The junior finance minister in the Narendra Modi government makes a speech in Delhi in which he exhorts the audience to shout ‘Desh ke gaddaron ko, goli maro salon ko (Shoot the traitors)’, a pointed reference to those who are protesting the Citizenship (Amendment) Act. Barely a couple of days later, a lone gunman, shouting slogans, shoots at innocent students in the same city. Shockingly, the large police contingent on the spot idly stood by.
The minister, Anurag Thakur, could disclaim any connection with the shooter, but the cause and effect is obvious – such speeches act as encouragement to those who are already charged up, burning with fanaticism and hatred. “Yeh lo azaadi (Take your freedom),” shouted the assailant, indicating that in his mind, those protesting the government’s move are somehow traitors wanting to secede from India.
Such is the climate of hatred that has built up in the last few years. The young man’s action is a logical step forward in a sequence of mob lynchings, the unprovoked beating of students by storm troopers, heavy-handed police action against peaceful protestors and the like. Though there have been such cases all over India, especially in BJP-ruled states, Delhi, where the police forces directly report to the Union home ministry run by Amit Shah, has been particularly brutally targeted in recent weeks.
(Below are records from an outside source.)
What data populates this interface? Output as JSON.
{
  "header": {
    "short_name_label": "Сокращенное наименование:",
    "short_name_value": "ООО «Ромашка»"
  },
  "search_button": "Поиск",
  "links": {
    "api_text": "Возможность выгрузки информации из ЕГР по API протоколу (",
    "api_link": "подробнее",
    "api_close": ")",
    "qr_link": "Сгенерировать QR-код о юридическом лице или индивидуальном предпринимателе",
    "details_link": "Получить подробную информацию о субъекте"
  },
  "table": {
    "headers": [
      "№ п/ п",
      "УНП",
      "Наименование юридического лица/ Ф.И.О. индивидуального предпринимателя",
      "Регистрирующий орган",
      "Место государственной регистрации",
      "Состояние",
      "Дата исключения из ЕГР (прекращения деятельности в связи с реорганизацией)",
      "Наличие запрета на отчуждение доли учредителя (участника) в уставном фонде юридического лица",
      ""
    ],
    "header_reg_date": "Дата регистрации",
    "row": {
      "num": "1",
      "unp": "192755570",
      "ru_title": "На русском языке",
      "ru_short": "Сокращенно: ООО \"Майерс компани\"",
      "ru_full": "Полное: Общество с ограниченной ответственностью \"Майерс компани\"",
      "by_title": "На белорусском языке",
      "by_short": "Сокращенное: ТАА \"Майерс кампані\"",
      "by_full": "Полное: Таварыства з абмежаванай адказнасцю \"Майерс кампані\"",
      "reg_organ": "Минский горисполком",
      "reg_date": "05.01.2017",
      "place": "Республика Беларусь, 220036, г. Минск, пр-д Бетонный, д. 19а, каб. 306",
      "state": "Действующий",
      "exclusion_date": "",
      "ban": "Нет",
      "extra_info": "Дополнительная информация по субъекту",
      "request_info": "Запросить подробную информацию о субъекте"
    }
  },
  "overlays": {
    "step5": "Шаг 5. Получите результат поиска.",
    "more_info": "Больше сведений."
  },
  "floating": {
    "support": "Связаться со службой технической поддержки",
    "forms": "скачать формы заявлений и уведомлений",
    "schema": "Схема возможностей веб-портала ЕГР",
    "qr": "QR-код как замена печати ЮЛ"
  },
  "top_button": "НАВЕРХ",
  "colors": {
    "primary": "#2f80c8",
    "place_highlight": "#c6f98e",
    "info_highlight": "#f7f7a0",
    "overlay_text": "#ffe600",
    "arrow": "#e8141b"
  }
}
That is not surprising. The capital city goes to polls in early February and the BJP wants to win any which way. After doing poorly in three recent state elections, it is determined to wrench Delhi’s legislative assembly from the Aam Aadmi Party, which is basing its entire campaign on an agenda of development and on social services such as education and health.
In the BJP’s mind, violence and anti-minority propaganda will lead to polarisation and the party believes it will reap electoral benefits from this strategy. The protestors at Jamia Millia Islamia, where the shooting took place, and Shaheen Bagh, where hundreds of women have been sitting on the streets for weeks to register their opposition to the CAA and National Register of Citizens, have been painted as anti-nationals; that many of them are Muslim has figured prominently in the BJP’s messaging. The home minister has pointedly mentioned Shaheen Bagh in his speeches, and left no doubt in anyone’s mind that voting against the BJP would be an endorsement of the protestors, and thus, by implication, supportive of the nation’s enemies.
In this atmosphere, is it at all surprising that someone burning with hatred against all those he sees (and is told to see by people in power) as traitors, steps out and tries to gun them down? There may be many – scores, if not hundreds – of such radicals, all indoctrinated by the unending lies spread by the pro-government Hindutva-oriented ecosystem, which consists of politicians, social media and also a large section of mainstream media.
This section has played a particularly dangerous role in fanning hate in the last few years against those who oppose the BJP and the government, especially when they are minority communities. In the aftermath of the Jamia shooting, Republic TV, which left any pretence of professional journalism long ago, indulged in misleading reporting that bordered on victim-blaming. Other channels also did their best to suggest the shooter had been “provoked” by the anti-CAA protests, reprising the notorious ‘action-reaction’ theory Narendra Modi used to justify the 2002 Gujarat killings.
Bigotry has now become a currency; some use it with their words, others with their guns. As long as he continues to seek electoral dividends by exploiting anti-minority sentiments – and his latest speech indicates there is to be no let up – Amit Shah’s promise of action against the gunman carries no conviction.